The City Council last Tuesday approved a $200,000 change order expanding the scope of a post-Matthew dune repair project to shore up those two beaches, even though there is no money in the 2017-18 budget for the repairs and the expenditure will eat up nearly a quarter of the city’s emergency fund.

The matter was approved on the council’s consent agenda with no discussion, bringing the total cost of emergency sand for Matthew and Irma up to $272,000. When asked his feelings about spending unbudgeted money for emergency sand, Mayor Harry Howle said he would prefer not to spend $200,000 on beach replenishment, but that it is a necessary to retain one of the top amenities and biggest tourist attractions in Vero.

“Moving forward I’d like to see the County and the City working in tandem [to fix the beaches],” Howle said, referring to ongoing efforts by the city to get bed-tax money from the county for beach repair.

The Conn Beach boardwalk routinely becomes unsafe after a tropical storm or series of rough Nor’easters chew into the dunes, and scientists say beaches within Vero’s city limits are some of the most critically eroded in the county. It will take 3,560 tons of sand trucked onto the beach from an inland sand mine to replenish the dunes and get the boardwalks and dune crossings ready for another storm season this summer.

Permits from the Florida Department of Environmental Protection have been secured and the beach repair work will begin immediately so work can be completed by March 1, when all equipment will have to be off the beach ahead of sea turtle nesting season.

There’s no money in the 2017-18 budget for these repairs, and Vero does not share in the funding Indian River County receives from various sources – including the bed tax – to pay for dune and beach repair projects.

City Manager Jim O’Connor said the money would come out of the city’s $827,509 emergency reserve fund set aside for things like hurricane damage. Approximately 75 percent of the costs may eventually be reimbursed by the Federal Emergency Management Agency, but “the allocation of FEMA funds for dune restoration is not certain at this time,” according to O’Connor.

Operating on a separate track, the county is scheduled to refurbish the city’s beaches, deemed Sector 5 in the county’s beach plan, in late 2018 or early 2019, provided that funding from the state is available and the project is deemed eligible. In the meantime, the city is on its own.

Vero is prohibited from using tax funds for large-scale beach replenishment such as the county has planned due to a 1980s-era referendum. Those who oppose beach replenishment mostly object to paying dearly for what they deem to be a futile fight against nature, but oceanfront residents and businesses rely upon regular influxes of sand to protect property and promote a healthy tourist economy.

Howle is the most recent in a series of Vero mayors to try to get funding out of Indian River County to help pay for repair of city beaches.
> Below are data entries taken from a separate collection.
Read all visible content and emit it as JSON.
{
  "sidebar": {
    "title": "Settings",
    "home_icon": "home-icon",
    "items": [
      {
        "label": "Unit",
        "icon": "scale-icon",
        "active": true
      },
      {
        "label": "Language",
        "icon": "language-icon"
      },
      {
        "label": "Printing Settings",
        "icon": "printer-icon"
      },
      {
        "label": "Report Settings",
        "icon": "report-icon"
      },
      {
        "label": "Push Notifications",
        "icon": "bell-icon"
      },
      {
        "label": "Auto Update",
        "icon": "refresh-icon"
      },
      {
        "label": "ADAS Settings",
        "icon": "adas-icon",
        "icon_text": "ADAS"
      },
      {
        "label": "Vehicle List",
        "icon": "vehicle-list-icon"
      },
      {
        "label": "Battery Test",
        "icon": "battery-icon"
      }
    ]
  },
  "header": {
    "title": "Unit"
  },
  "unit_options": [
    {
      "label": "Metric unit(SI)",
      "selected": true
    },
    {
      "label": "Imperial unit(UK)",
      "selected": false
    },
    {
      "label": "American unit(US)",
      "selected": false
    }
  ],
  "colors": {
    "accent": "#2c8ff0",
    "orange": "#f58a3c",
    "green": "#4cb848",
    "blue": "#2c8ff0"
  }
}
Previous mayors Jay Kramer and Dick Winger took an adversarial approach with the county over the bed tax, but Howle said he’s trying to accomplish the same goal via diplomacy. “It certainly is worth noting the vast majority of tourism dollars come from COVB.  Being sure Vero gets a fair shake is always something we keep in mind and would like to explore further in the future.”

The Vero Beach Lifeguard Association 2017 Annual Report published earlier this month states that more than 755,000 people flocked to Vero’s city beaches during guarded hours last year, with estimates for total visitor count topping one million people. Beach attendance was up 8 percent from 2016, and was the highest since 2012, providing a strong boost for local businesses.

One reason city beaches are so popular is that Vero not only pays to “groom” its five major public beaches from November to April, when it’s not peak turtle-nesting season, but also contracts with workers to comb the beaches for trash.